Titanium dioxide (TiO2) antibacterial surfaces are growing continuously in the health care areas. This is an important application since infectious biofilms are the main source of human infections in hospitals, schools and public places. When bacteria contacts some metals/metal oxides it can genetically generate a resistance to it. Not as other metal oxides (silver, copper…), TiO2 disinfection does not lead to bacterial resistance and prevents the formation of harmful biofilms. TiO2 is a semi-conductor that, under light excitation, will generate intermediates/radicals leading to kill bacteria in its vicinity.
Many studies have been reported over the last decades involving the preparation of colloidal/powder TiO2 for antibacterial purposes. Also antibacterial films on glass and solid surfaces were prepared with different techniques. Some of these techniques do not allow deposition of TiO2 on polymeric surfaces (textile, polyethylene, latex…) since they heat-up during the deposition, which can destroy the polymer. We focused during the last years on extensive programs involving TiO2-modified polymers by different methods. Films prepared in our laboratory by a deposition technology called magnetron sputtering showed an effective bacterial inactivation under low intensity light. Solar light can as well be used to activate TiO2-coated polymers to inactivate/kill bacteria.

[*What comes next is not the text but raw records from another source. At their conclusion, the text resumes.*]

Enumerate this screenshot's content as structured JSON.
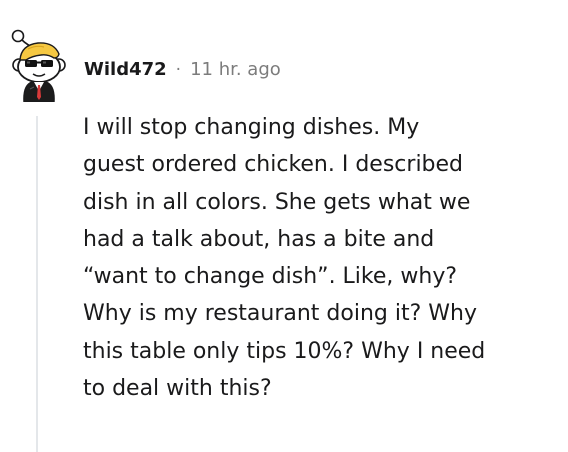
{
  "comment": {
    "username": "Wild472",
    "separator": "·",
    "timestamp": "11 hr. ago",
    "body": "I will stop changing dishes. My\nguest ordered chicken. I described\ndish in all colors. She gets what we\nhad a talk about, has a bite and\n“want to change dish”. Like, why?\nWhy is my restaurant doing it? Why\nthis table only tips 10%? Why I need\nto deal with this?"
  },
  "avatar": {
    "icon": "snoo-avatar-sunglasses-icon",
    "hair_color": "#f5c842",
    "suit_color": "#1c1c1c",
    "tie_color": "#d93a3a"
  },
  "colors": {
    "text": "#1a1a1b",
    "meta": "#7c7c7c",
    "thread_line": "#e4e7ea"
  }
}
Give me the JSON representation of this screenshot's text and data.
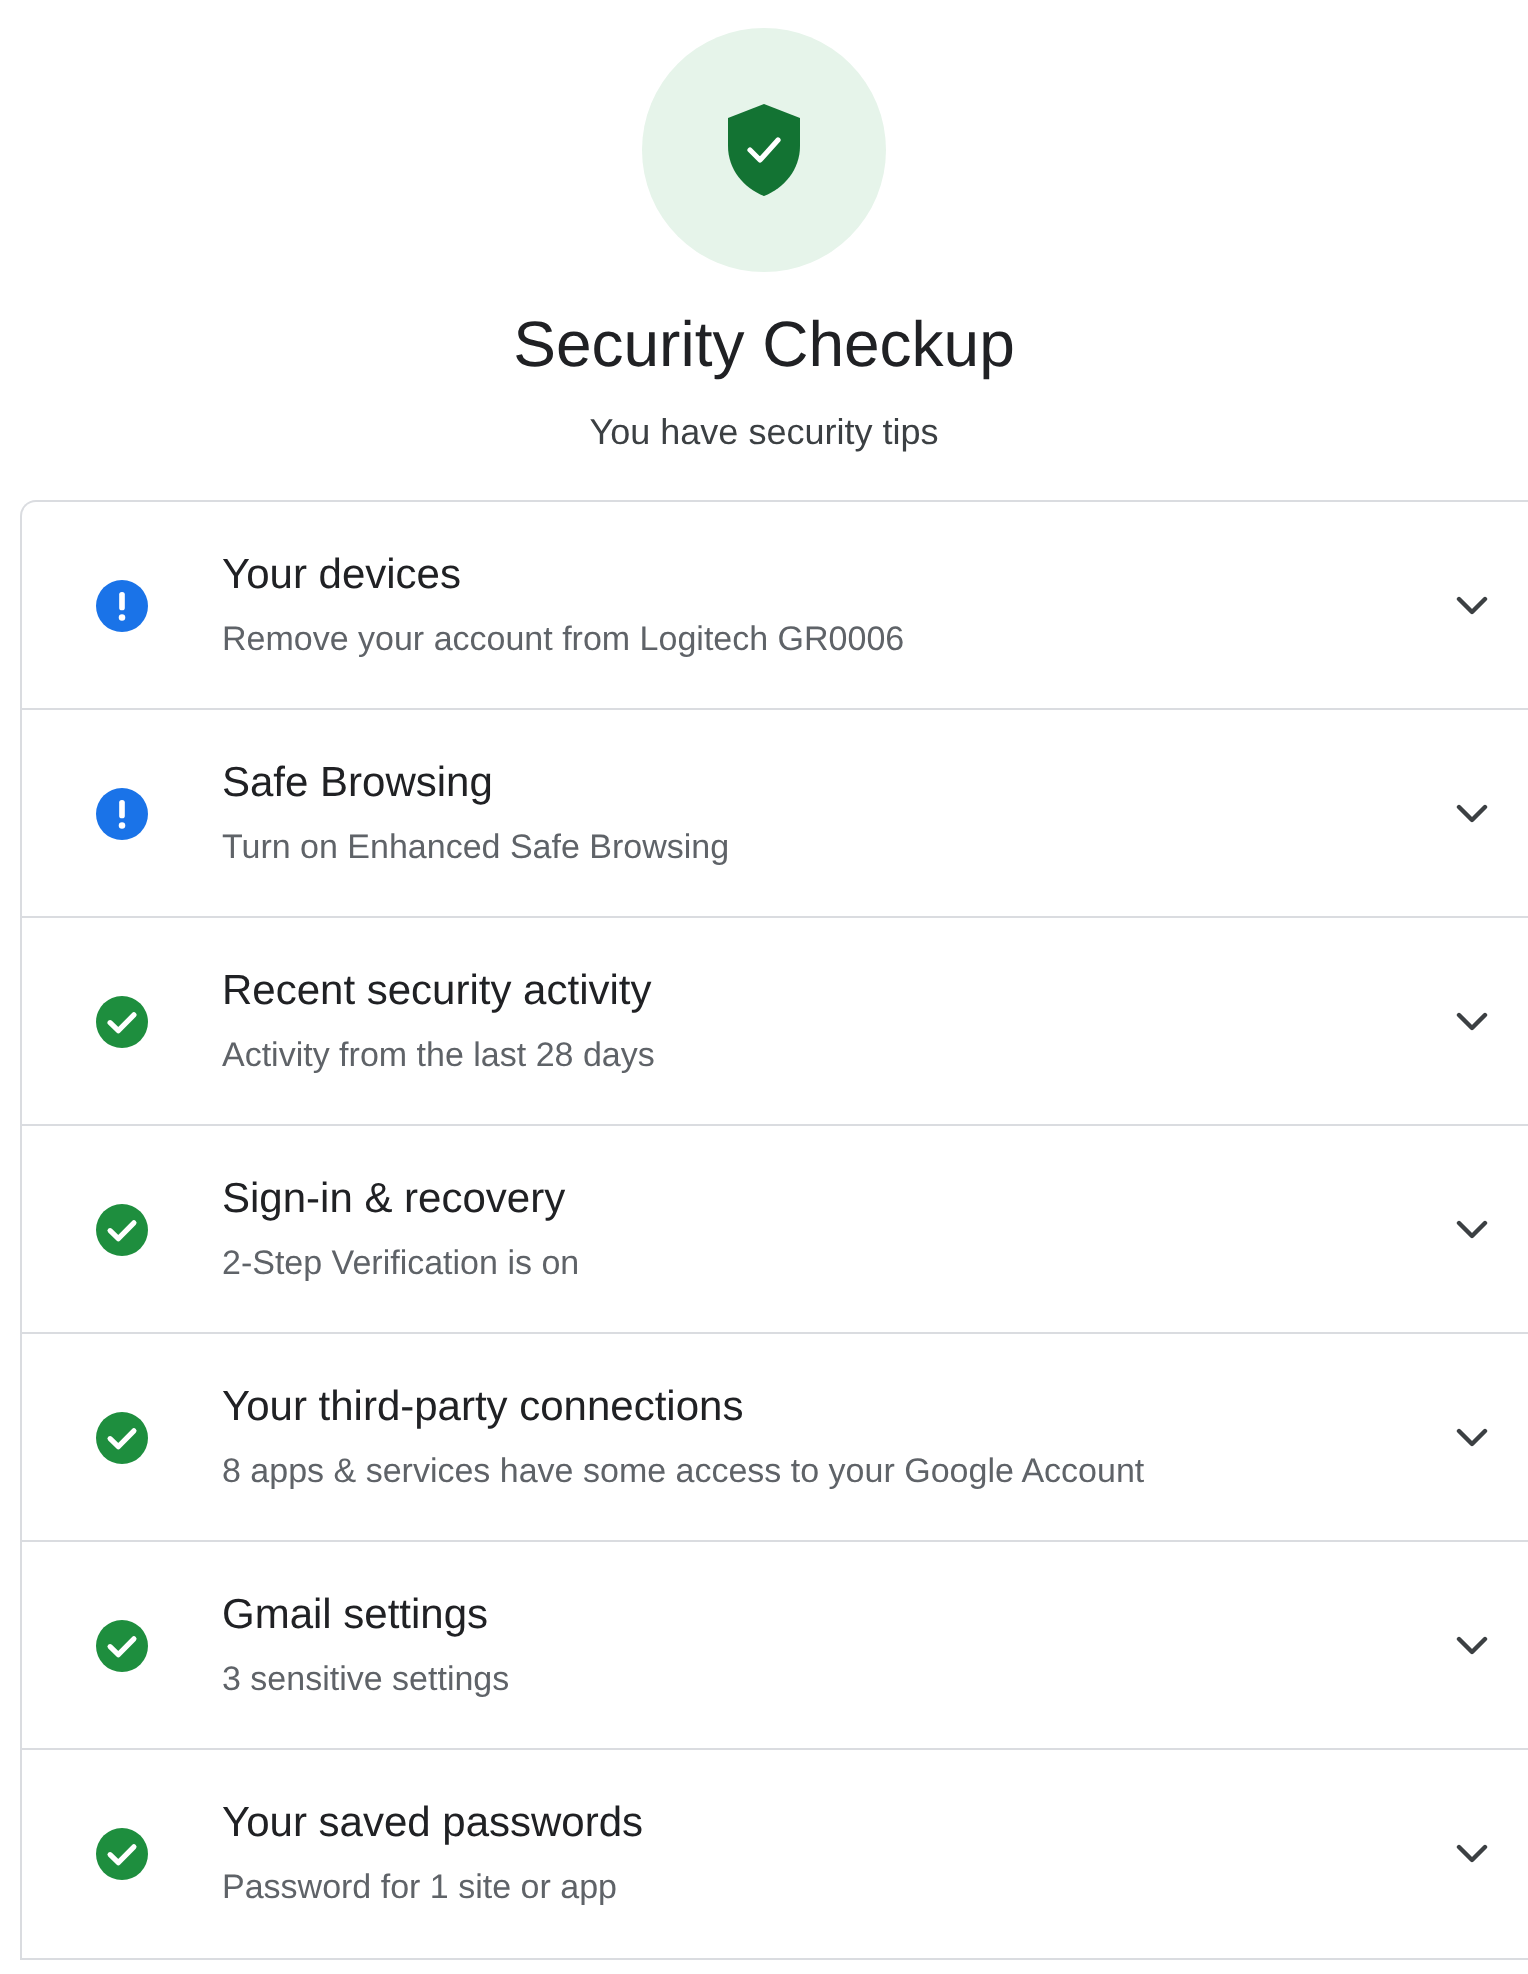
{
  "header": {
    "title": "Security Checkup",
    "subtitle": "You have security tips"
  },
  "items": [
    {
      "kind": "warning",
      "title": "Your devices",
      "subtitle": "Remove your account from Logitech GR0006"
    },
    {
      "kind": "warning",
      "title": "Safe Browsing",
      "subtitle": "Turn on Enhanced Safe Browsing"
    },
    {
      "kind": "ok",
      "title": "Recent security activity",
      "subtitle": "Activity from the last 28 days"
    },
    {
      "kind": "ok",
      "title": "Sign-in & recovery",
      "subtitle": "2-Step Verification is on"
    },
    {
      "kind": "ok",
      "title": "Your third-party connections",
      "subtitle": "8 apps & services have some access to your Google Account"
    },
    {
      "kind": "ok",
      "title": "Gmail settings",
      "subtitle": "3 sensitive settings"
    },
    {
      "kind": "ok",
      "title": "Your saved passwords",
      "subtitle": "Password for 1 site or app"
    }
  ]
}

When bacteria is contacted with antibiotic for long time, it can create a resistance to this antibiotic. For this reason, polymers presenting fast bacterial inactivation are needed at the present time due to the increasing resistance of pathogenic bacteria to synthetic antibiotics. Deposition of TiO2 on polymer films depends on the polymer functional/chelating groups, surface charge and surface hydrophilicity and the size of the TiO2 nanoparticles. Polymers like polyethylene and polyester pretreated by plasma to induce surface polar groups are able to bind additional TiO2 compared to non-pretreated polymer surfaces. A bottom-up approach to produce films with nanoparticles (inorganic nanoparticles) is the production of hybrid films (organic/inorganic) during the polymerization process. Among the different techniques that can be used to produce these nanocomposite polymeric dispersions. This method has shown a highest success and versatility because hybrid polymer particles with complex morphologies can be tailored. This technique is environmentally friendly and allows a better control of the nanoparticles dispersion throughout the polymer matrix. Among all the polymer/inorganic nanoparticles hybrid morphologies that can be obtained by this method, Pickering stabilization allows obtaining a layer of nanoparticles at the vicinity of the surface of the polymeric film after film polymerization. Pickering latexes are usually stabilized by inorganic fillers such as silica nanoparticles and clays. Nevertheless, in the last decade TiO2 nanoparticles have also been employed as polymer particle’s stabilizers. Under low intensity light irradiation these films can be potentially used as baby-bottles, food packaging materials with low cytotoxicity (biocompatibility) and long-term operational stability. These materials initiating a new approach for antibacterial surfaces without harmful release of heavy metals and/or metal oxides. More focused cytotoxic studies on the prepared material are needed to overcome accidental mechanical instability.
Ecole Polytechnique Fédérale de Lausanne, Switzerland.
New evidence for hybrid acrylic/TiO2 films inducing bacterial inactivation under low intensity simulated sunlight.
Bonnefond A, González E, Asua JM, Leiza JR, Kiwi J, Pulgarin C, Rtimi S
Colloids Surf B Biointerfaces. 2015 Jul 18